The two oldest PPIs, lansoprazole (Prevacid) and omeprazole (Prilosec), are available without a prescription. This is also true for esomeprazole (Nexium) and omeprazole (Zegerid), which combines omeprazole with an antacid.

However, doctors advise people not to use OCT PPIs for more than 14 days without talking to a physician. Needing to use them for this long could indicate that a person’s symptoms are due to a larger or more serious issue.

Other PPIs include:

  • pantoprazole (Protonix), which may be available at a lower price than other PPIs
  • dexlansoprazole (Dexilant)
  • rabeprazole (Aciphex), which can be easier to swallow for people who find it difficult to take pills

Most people can take PPIs without any problems. According to the International Foundation for Gastrointestinal Disorders, only 1–2% of people taking them experience any side effects.

Even though side effects are rare overall, the most common seem to be:

People who experience side effects with one PPI may find that it helps to switch to a different brand.

However, long-term PPI use may carry some potential risks, including:

Although some of these conditions are serious, researchers note that the studies about these risks do not always prove a cause-and-effect relationship.

Until there is more research into how PPIs affect the body over time, doctors should exercise caution when prescribing them long-term.

The National Institute of Diabetes and Digestive and Kidney Diseases state that PPIs are more effective than histamine2 (H2) antagonists in controlling GERD and helping the esophagus heal.

H2 antagonists, also known as H2 blockers, are an older class of drugs that people can use to treat ulcers, heartburn, and GERD. They are cheaper than PPIs but not as powerful. Studies show that PPIs are more effective at healing gastric and duodenal ulcers.

As a result, doctors tend to recommend OTC, lower-dose versions of H2 antagonists for people who have occasional heartburn.

The amount of time it takes for them to work and the length of time for which they are effective are two key differences between these medications.

H2 antagonists work more quickly than PPIs, but they only work for around 12 hours, which is why doctors recommend them more often for people with infrequent heartburn.

By comparison, PPIs can be effective for 24 hours, but they take longer to work.

PPIs are some of the most widely prescribed medications in the U.S. They are effective for treating the symptoms of heartburn, GERD, and stomach ulcers, among other conditions.

However, some studies indicate that long-term use of PPIs increases the risk of serious complications, including broken bones and pneumonia.
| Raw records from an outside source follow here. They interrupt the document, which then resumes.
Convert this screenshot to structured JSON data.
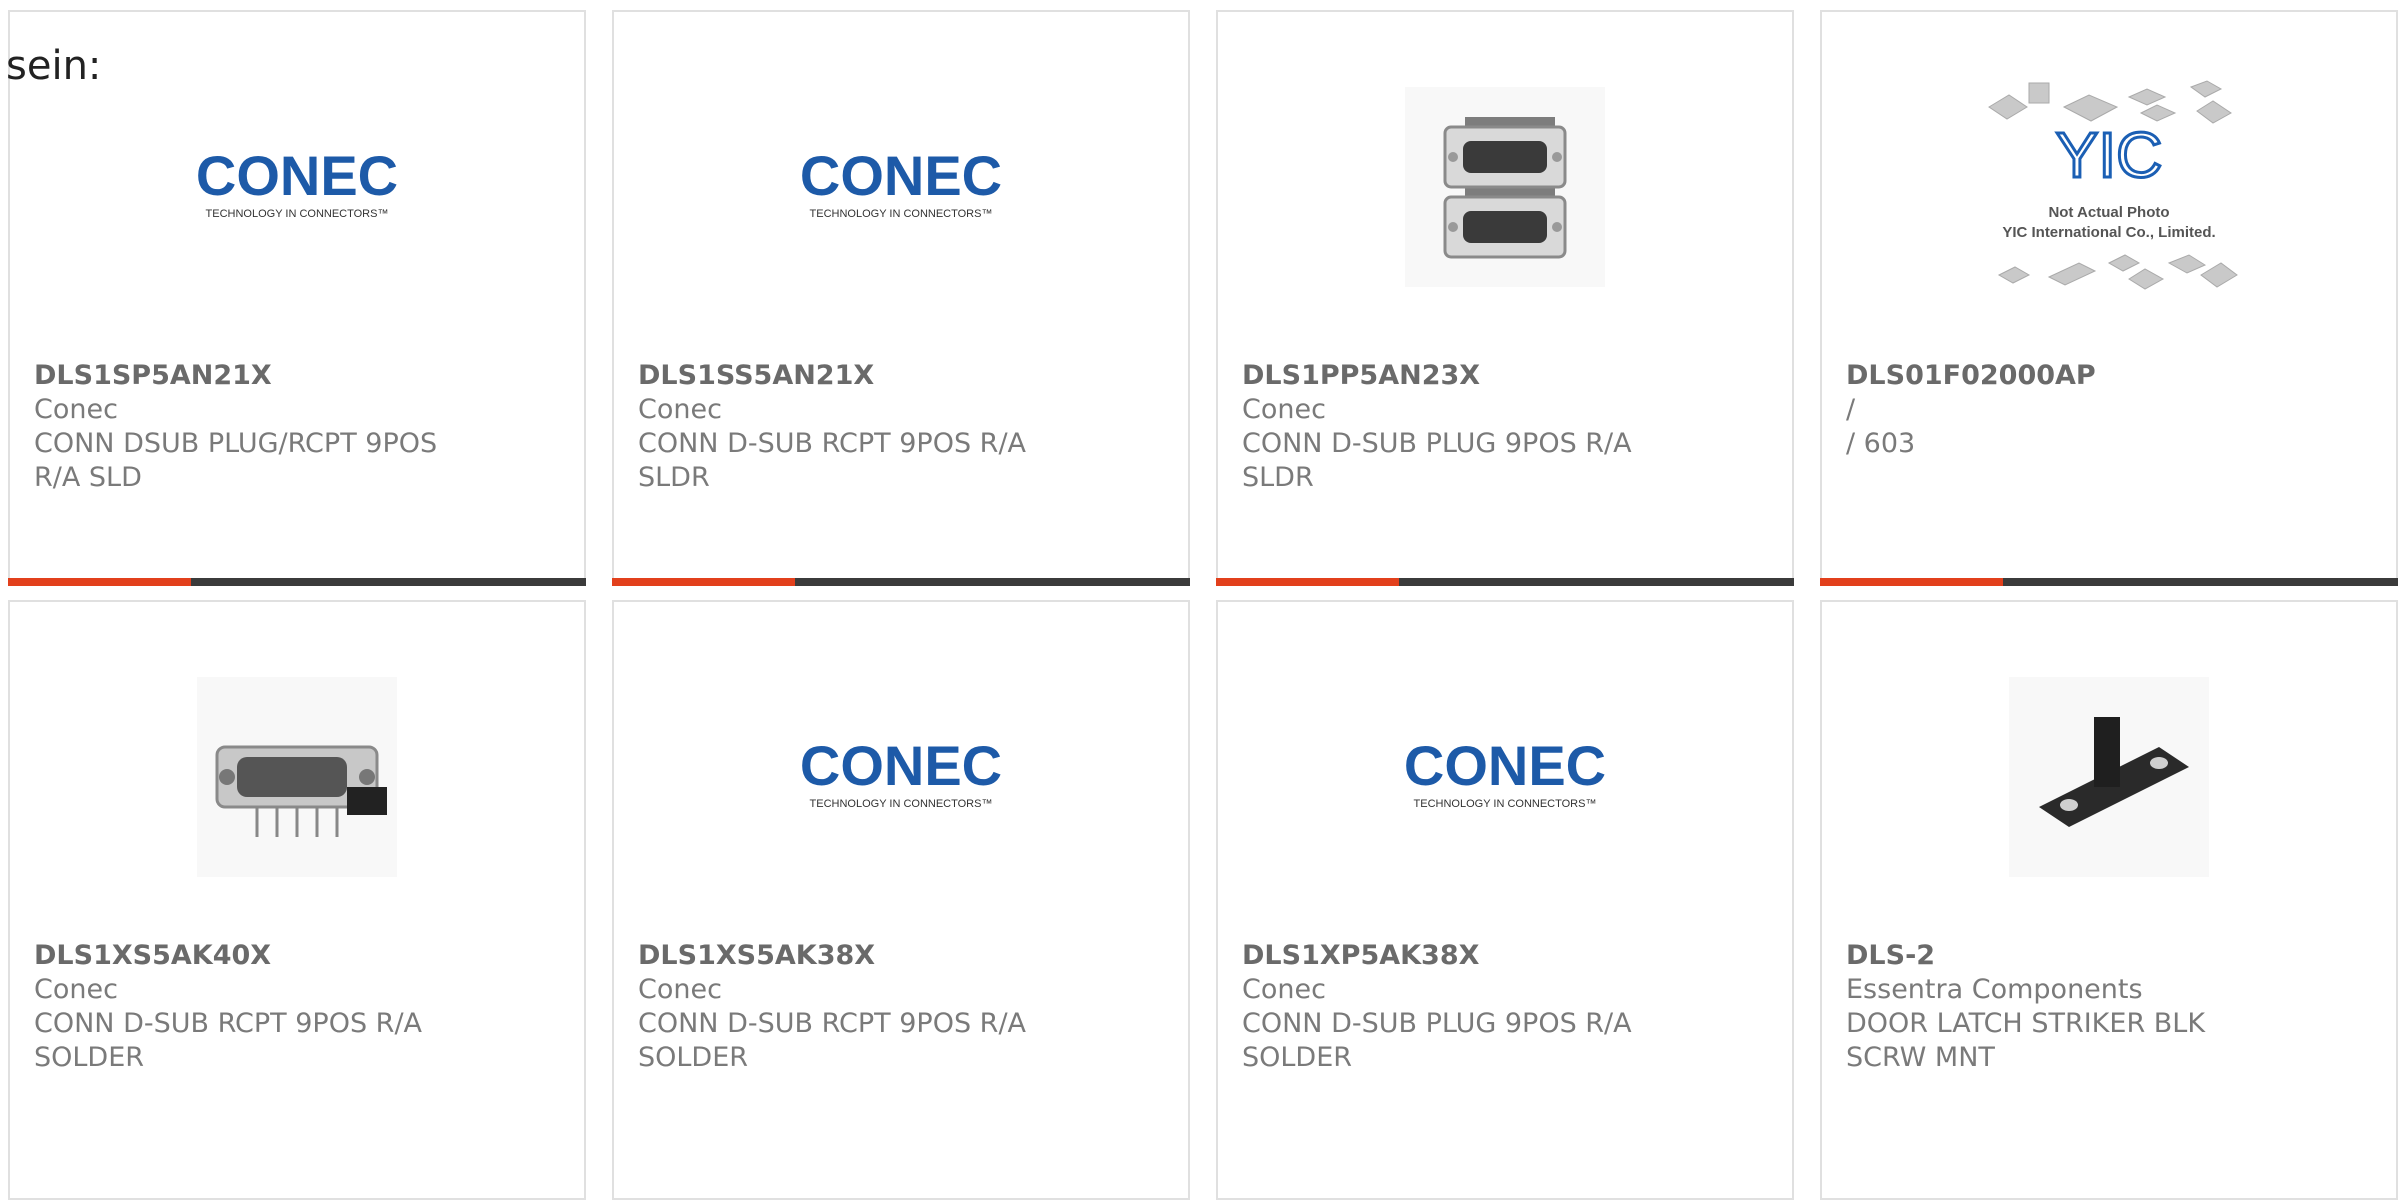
{
  "intro_text": "sein:",
  "colors": {
    "accent": "#e2401c",
    "bar": "#3b3b3b",
    "conec_blue": "#1d5aa8",
    "yic_blue": "#1b5fb4"
  },
  "cards": [
    {
      "part_number": "DLS1SP5AN21X",
      "lines": [
        "Conec",
        "CONN DSUB PLUG/RCPT 9POS",
        "R/A SLD"
      ],
      "image": "conec-logo"
    },
    {
      "part_number": "DLS1SS5AN21X",
      "lines": [
        "Conec",
        "CONN D-SUB RCPT 9POS R/A",
        "SLDR"
      ],
      "image": "conec-logo"
    },
    {
      "part_number": "DLS1PP5AN23X",
      "lines": [
        "Conec",
        "CONN D-SUB PLUG 9POS R/A",
        "SLDR"
      ],
      "image": "stacked-dsub-photo"
    },
    {
      "part_number": "DLS01F02000AP",
      "lines": [
        "/",
        "/ 603"
      ],
      "image": "yic-placeholder",
      "yic_caption_1": "Not Actual Photo",
      "yic_caption_2": "YIC International Co., Limited."
    },
    {
      "part_number": "DLS1XS5AK40X",
      "lines": [
        "Conec",
        "CONN D-SUB RCPT 9POS R/A",
        "SOLDER"
      ],
      "image": "dsub-receptacle-photo"
    },
    {
      "part_number": "DLS1XS5AK38X",
      "lines": [
        "Conec",
        "CONN D-SUB RCPT 9POS R/A",
        "SOLDER"
      ],
      "image": "conec-logo"
    },
    {
      "part_number": "DLS1XP5AK38X",
      "lines": [
        "Conec",
        "CONN D-SUB PLUG 9POS R/A",
        "SOLDER"
      ],
      "image": "conec-logo"
    },
    {
      "part_number": "DLS-2",
      "lines": [
        "Essentra Components",
        "DOOR LATCH STRIKER BLK",
        "SCRW MNT"
      ],
      "image": "latch-striker-photo"
    }
  ],
  "conec_logo": {
    "wordmark": "CONEC",
    "tagline": "TECHNOLOGY IN CONNECTORS™"
  }
}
People with chronic stomach acid problems should work with their healthcare providers to determine the best option for them.

PPIs are available for purchase in pharmacies and online.